Staying relevant is the key to avoiding redundancy via machine; the jobs most at threat of redundancy via machine tend to be things accountants do not enjoy, such as manual data entry, logging receipts, mapping resources etc.
Robots may eventually take a large proportion of these medium and low-skilled tasks, but as more processes become digital so grows the need for data scientists and the like. New possibilities in data analytics means new opportunities for accountants.
Recurring, predictable processes will continue to be automated, while the consolidation of financial systems into a single platform makes it possible for machines to take on more of the unsophisticated tasks accountants carry out each month.
4. Cloud-based accounting on the rise
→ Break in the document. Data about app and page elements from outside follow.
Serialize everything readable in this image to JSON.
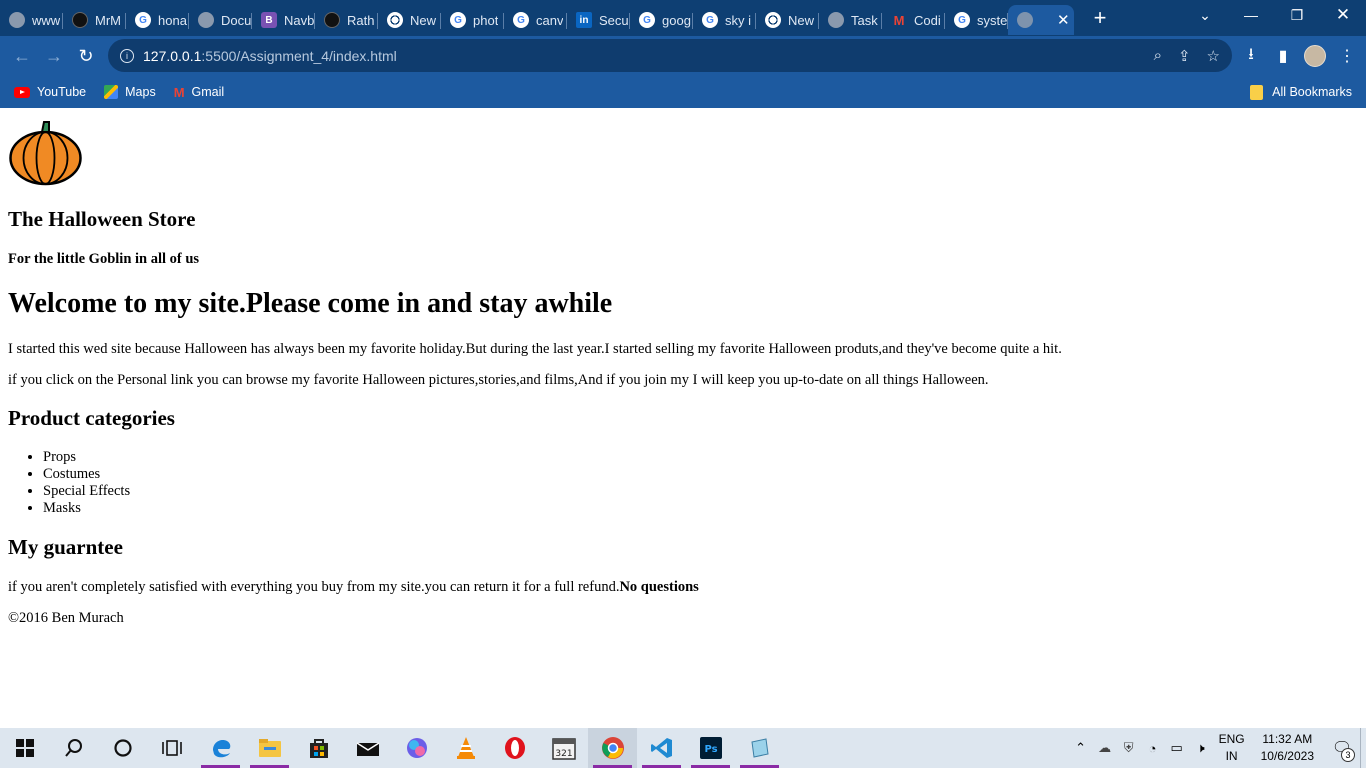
{
  "browser": {
    "tabs": [
      {
        "title": "www",
        "icon": "globe-icon",
        "color": "#8a99ad"
      },
      {
        "title": "MrM",
        "icon": "github-icon",
        "color": "#111111"
      },
      {
        "title": "hona",
        "icon": "google-icon",
        "color": "#4285f4"
      },
      {
        "title": "Docu",
        "icon": "globe-icon",
        "color": "#8a99ad"
      },
      {
        "title": "Navb",
        "icon": "bootstrap-icon",
        "color": "#7952b3"
      },
      {
        "title": "Rath",
        "icon": "github-icon",
        "color": "#111111"
      },
      {
        "title": "New",
        "icon": "chrome-icon",
        "color": "#ffffff"
      },
      {
        "title": "phot",
        "icon": "google-icon",
        "color": "#4285f4"
      },
      {
        "title": "canv",
        "icon": "google-icon",
        "color": "#4285f4"
      },
      {
        "title": "Secu",
        "icon": "linkedin-icon",
        "color": "#0a66c2"
      },
      {
        "title": "goog",
        "icon": "google-icon",
        "color": "#4285f4"
      },
      {
        "title": "sky i",
        "icon": "google-icon",
        "color": "#4285f4"
      },
      {
        "title": "New",
        "icon": "chrome-icon",
        "color": "#ffffff"
      },
      {
        "title": "Task",
        "icon": "globe-icon",
        "color": "#8a99ad"
      },
      {
        "title": "Codi",
        "icon": "gmail-icon",
        "color": "#ea4335"
      },
      {
        "title": "syste",
        "icon": "google-icon",
        "color": "#4285f4"
      }
    ],
    "active_tab_title": "",
    "url_host": "127.0.0.1",
    "url_path": ":5500/Assignment_4/index.html",
    "bookmarks": [
      {
        "label": "YouTube",
        "icon": "youtube-icon"
      },
      {
        "label": "Maps",
        "icon": "maps-icon"
      },
      {
        "label": "Gmail",
        "icon": "gmail-icon"
      }
    ],
    "all_bookmarks_label": "All Bookmarks"
  },
  "page": {
    "store_name": "The Halloween Store",
    "tagline": "For the little Goblin in all of us",
    "welcome_heading": "Welcome to my site.Please come in and stay awhile",
    "intro_paragraph": "I started this wed site because Halloween has always been my favorite holiday.But during the last year.I started selling my favorite Halloween produts,and they've become quite a hit.",
    "personal_paragraph": "if you click on the Personal link you can browse my favorite Halloween pictures,stories,and films,And if you join my I will keep you up-to-date on all things Halloween.",
    "categories_heading": "Product categories",
    "categories": [
      "Props",
      "Costumes",
      "Special Effects",
      "Masks"
    ],
    "guarantee_heading": "My guarntee",
    "guarantee_text": "if you aren't completely satisfied with everything you buy from my site.you can return it for a full refund.",
    "guarantee_bold": "No questions",
    "footer": "©2016 Ben Murach"
  },
  "taskbar": {
    "apps": [
      "start-icon",
      "search-icon",
      "cortana-icon",
      "task-view-icon",
      "edge-icon",
      "file-explorer-icon",
      "store-icon",
      "mail-icon",
      "copilot-icon",
      "vlc-icon",
      "opera-icon",
      "calendar-icon",
      "chrome-icon",
      "vscode-icon",
      "photoshop-icon",
      "notepad-icon"
    ],
    "language_top": "ENG",
    "language_bottom": "IN",
    "time": "11:32 AM",
    "date": "10/6/2023",
    "notifications_count": "3"
  }
}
Accounting systems hosted on the cloud have opened companies to a new paradigm in client engagement, and this development is set to continue. The ease of accessing digitally hosted systems anytime, anywhere, combined with the ability to share, edit and copy files collaboratively has helped businesses more accurately track sales, inventory and expenses, and fix problems before they escalate into a threat.
The cloud has also blurred the lines between bookkeepers, who now have analytic tools to provide insights and guidance, and accountants, who can access live banking feeds that record purchases and sales to inform their work for a client.
The all-in-one aspect of cloud accounting makes this possible, and every signal is of a further blending of finance roles, including those of wealth and succession planners. More features, add-on modules and dashboard analytics are appearing to help finance teams meet the demands of the present economic environment.
5. Predictive data analytics improves forecasting
Artificial intelligence doesn’t just remove manual processes; it can elevate operations across all areas of an organisation. The advancement of predictive analytics and algorithmic modelling based on enterprise data is enabling companies to identify weaknesses in their own operations.
Finance teams can use predictive data analytics, processed from a range of sources, to develop more accurate forecasting models, track client progress and collect previously hidden insights to inform business decisions and more.
Machine learning tools are blending transactional information with other data points to provide more accurate projections, helping the accountant devise smarter strategies for the business or give advice on loss drivers or other aspects of budgeting.
“Hey Siri, are there any outstanding invoices?”
The constant need for businesses to undergo digital transformations in order to gain efficiencies, scale and become more competitive has triggered a boom in demand for advisory services.
Finance functions are feeling the effect of this, as the search for efficiencies and new ways of working almost always begins with the numbers. A glut of intelligent financial reporting tools to help improve demand forecasting, resource mapping, production planning, transportation management, and more, are appearing in response to these needs.
Emerging trends in technology point to the acceleration of machine learning, AI and automation across financial reporting systems, forcing finance professionals to move with the times or risk being left behind.